Alternative Dispute Resolution Specialists

What is arbitration?

Arbitration is a form of alternative dispute resolution very similar to trial proceedings. It is the private, adjudicative determination of a dispute, by an independent third party. An arbitration hearing may involve the use of an individual arbitrator or a panel of arbitrators and unlike mediation, is binding upon the parties.

Rules Of Commercial Arbitration

Arbitrations are governed by the Arbitration Act 42 of 1965. Once the parties agree to have a dispute arbitrated, an arbitration agreement is signed which sets out the rules by which the arbitration will be governed.


An arbitration award is binding on the parties to the arbitration. An award may, however, also be made an order of court, in which case, the arbitration award will then be enforced in the usual manner that court judgements are enforced.

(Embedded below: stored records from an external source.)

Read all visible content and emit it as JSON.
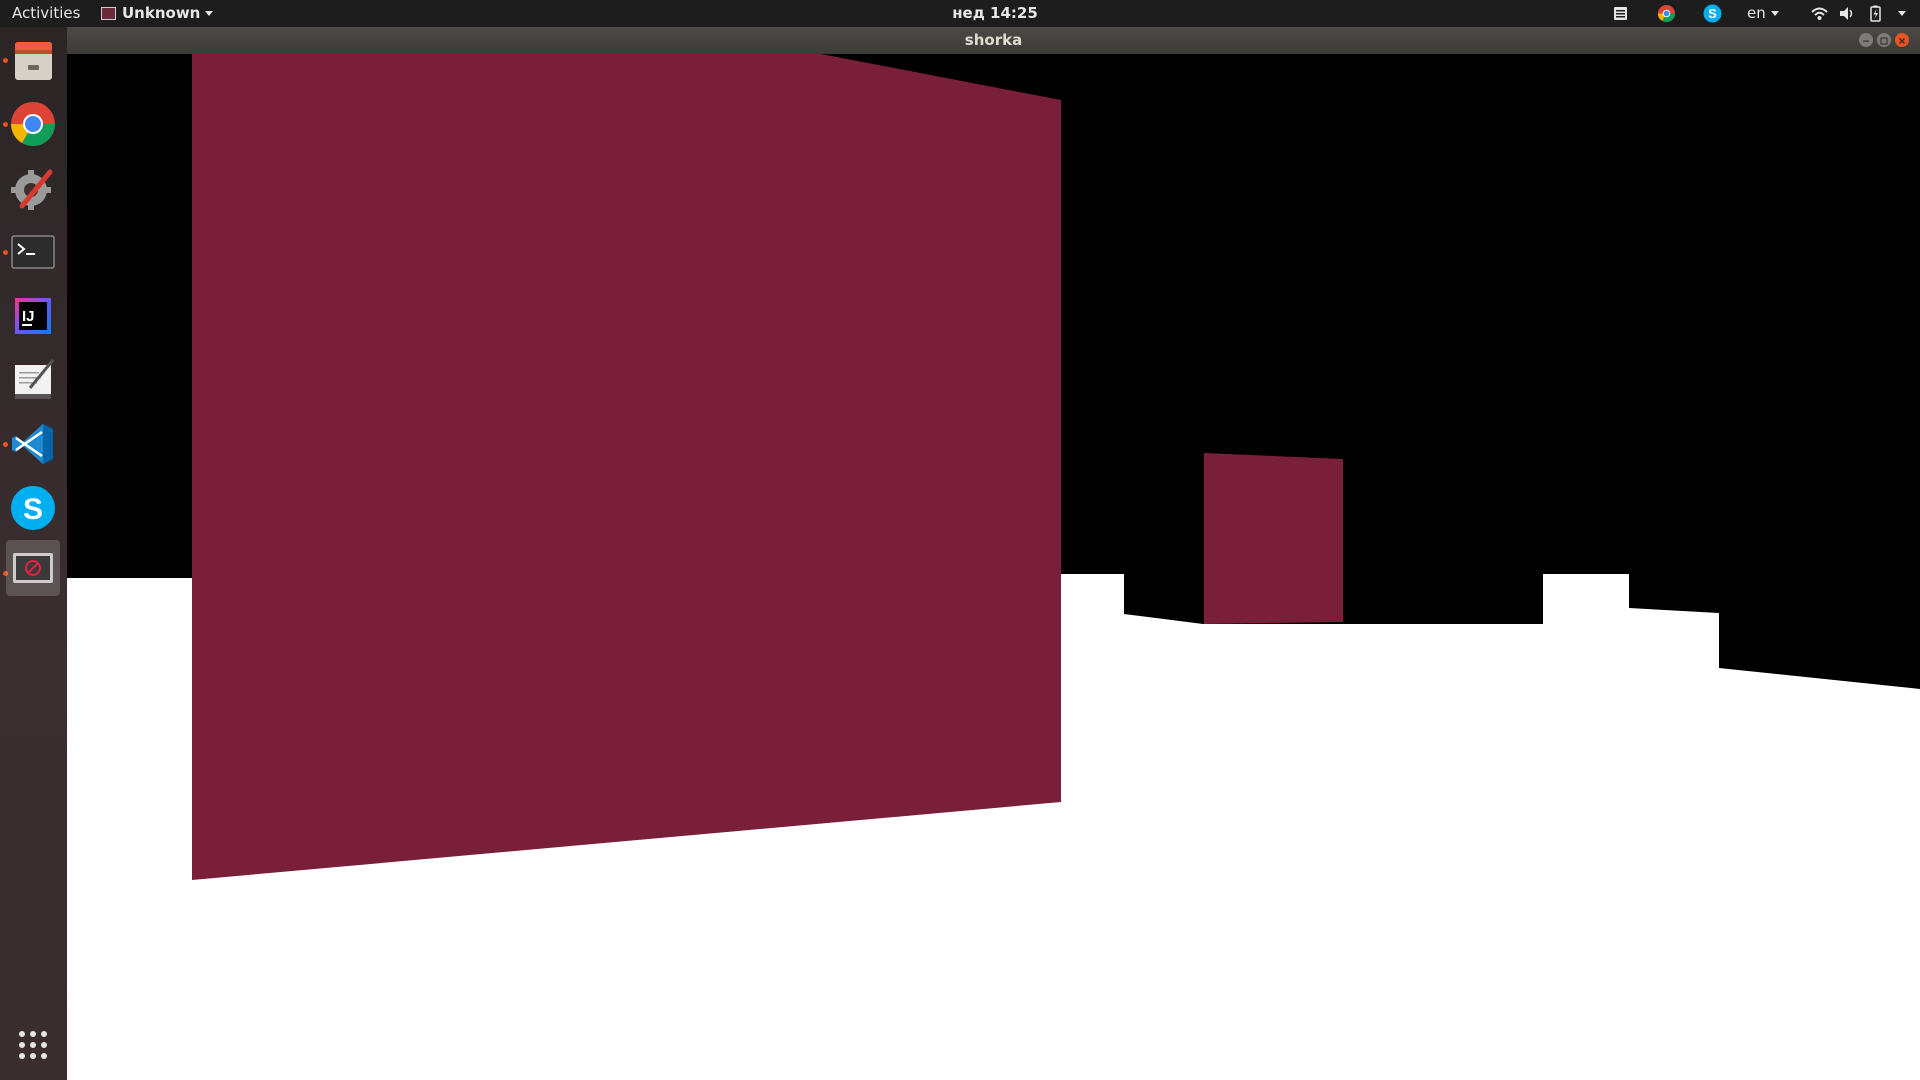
{
  "topbar": {
    "activities": "Activities",
    "app_menu": "Unknown",
    "clock": "нед 14:25",
    "keyboard_layout": "en",
    "tray_icons": [
      "notes-icon",
      "chrome-icon",
      "skype-icon",
      "wifi-icon",
      "volume-icon",
      "battery-icon"
    ]
  },
  "window": {
    "title": "shorka"
  },
  "dock": {
    "apps": [
      {
        "name": "files-icon",
        "running": true
      },
      {
        "name": "chrome-icon",
        "running": true
      },
      {
        "name": "settings-icon",
        "running": false
      },
      {
        "name": "terminal-icon",
        "running": true
      },
      {
        "name": "intellij-icon",
        "running": false
      },
      {
        "name": "text-editor-icon",
        "running": false
      },
      {
        "name": "vscode-icon",
        "running": true
      },
      {
        "name": "skype-icon",
        "running": false
      },
      {
        "name": "shorka-app-icon",
        "running": true,
        "active": true
      }
    ],
    "show_apps": "show-applications-icon"
  },
  "colors": {
    "wall": "#7a1f3a",
    "floor": "#ffffff",
    "sky": "#000000",
    "accent": "#e95420"
  }
}
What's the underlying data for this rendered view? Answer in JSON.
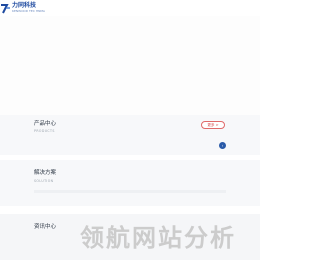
{
  "header": {
    "logo_cn": "力同科技",
    "logo_en": "KENWOOD TEC HNMA"
  },
  "products": {
    "title": "产品中心",
    "subtitle": "PRODUCTS",
    "more_label": "更多 >",
    "nav_arrow": "›"
  },
  "solutions": {
    "title": "解决方案",
    "subtitle": "SOLUTION"
  },
  "news": {
    "title": "资讯中心"
  },
  "watermark": {
    "text": "领航网站分析"
  },
  "colors": {
    "brand": "#1e4aa0",
    "accent_red": "#d64a4a",
    "nav_dot": "#2a5aa8"
  }
}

User Rating: 0 / 5

Star InactiveStar InactiveStar InactiveStar InactiveStar Inactive

Currently, the waiting period for a trial date can vary between fourteen months to two years from the date that pleadings close. Arbitration however, does not have this time delay.

Once pleadings have closed, the arbitrator and the parties can set the matter down for a hearing at any time that is convenient. Furthermore, the fact that the arbitrator and the parties choose the dates of the hearing (as opposed to merely having a date allocated) ensures that the parties’ legal teams are available to argue our matter. There is no such guarantee when trial dates are allocated by the courts.


The aim of arbitration is to provide an alternative forum where the dispute may be adjudicated allowing the parties some control over who adjudicates the matter and the time periods in which the matter will be heard.

The views expressed by authors are their own and do not necessarily reflect the views of any organisation or body of persons.